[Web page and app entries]
* * * * * * *
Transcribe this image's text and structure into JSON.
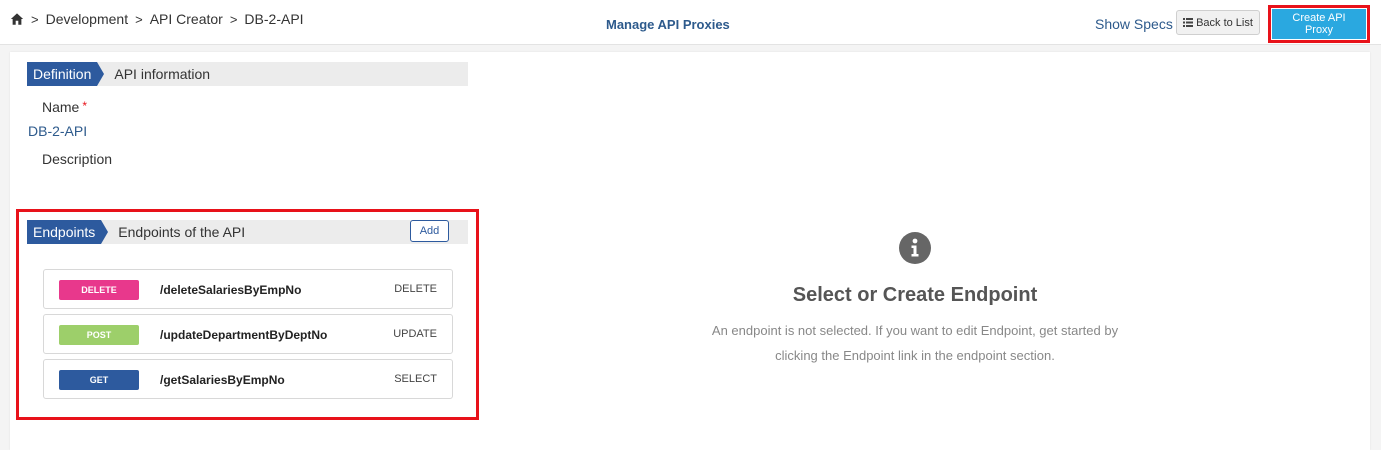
{
  "breadcrumb": {
    "items": [
      "Development",
      "API Creator",
      "DB-2-API"
    ],
    "separator": ">"
  },
  "header": {
    "title": "Manage API Proxies",
    "show_specs": "Show Specs",
    "back_to_list": "Back to List",
    "create_proxy": "Create API Proxy"
  },
  "definition": {
    "tag": "Definition",
    "subtitle": "API information",
    "name_label": "Name",
    "required_mark": "*",
    "name_value": "DB-2-API",
    "description_label": "Description"
  },
  "endpoints": {
    "tag": "Endpoints",
    "subtitle": "Endpoints of the API",
    "add_label": "Add",
    "items": [
      {
        "method": "DELETE",
        "path": "/deleteSalariesByEmpNo",
        "operation": "DELETE",
        "color": "#e8388c"
      },
      {
        "method": "POST",
        "path": "/updateDepartmentByDeptNo",
        "operation": "UPDATE",
        "color": "#9dcf6a"
      },
      {
        "method": "GET",
        "path": "/getSalariesByEmpNo",
        "operation": "SELECT",
        "color": "#2d5a9e"
      }
    ]
  },
  "empty_state": {
    "icon": "info-icon",
    "title": "Select or Create Endpoint",
    "message": "An endpoint is not selected. If you want to edit Endpoint, get started by clicking the Endpoint link in the endpoint section."
  },
  "colors": {
    "accent_blue": "#2d5a9e",
    "create_button": "#2aa8e0",
    "highlight_red": "#e8121a"
  }
}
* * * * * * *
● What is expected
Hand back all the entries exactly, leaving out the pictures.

● Task response
Transcribe this image's text and structure into JSON.
{
  "breadcrumb": {
    "items": [
      "Development",
      "API Creator",
      "DB-2-API"
    ],
    "separator": ">"
  },
  "header": {
    "title": "Manage API Proxies",
    "show_specs": "Show Specs",
    "back_to_list": "Back to List",
    "create_proxy": "Create API Proxy"
  },
  "definition": {
    "tag": "Definition",
    "subtitle": "API information",
    "name_label": "Name",
    "required_mark": "*",
    "name_value": "DB-2-API",
    "description_label": "Description"
  },
  "endpoints": {
    "tag": "Endpoints",
    "subtitle": "Endpoints of the API",
    "add_label": "Add",
    "items": [
      {
        "method": "DELETE",
        "path": "/deleteSalariesByEmpNo",
        "operation": "DELETE",
        "color": "#e8388c"
      },
      {
        "method": "POST",
        "path": "/updateDepartmentByDeptNo",
        "operation": "UPDATE",
        "color": "#9dcf6a"
      },
      {
        "method": "GET",
        "path": "/getSalariesByEmpNo",
        "operation": "SELECT",
        "color": "#2d5a9e"
      }
    ]
  },
  "empty_state": {
    "icon": "info-icon",
    "title": "Select or Create Endpoint",
    "message": "An endpoint is not selected. If you want to edit Endpoint, get started by clicking the Endpoint link in the endpoint section."
  },
  "colors": {
    "accent_blue": "#2d5a9e",
    "create_button": "#2aa8e0",
    "highlight_red": "#e8121a"
  }
}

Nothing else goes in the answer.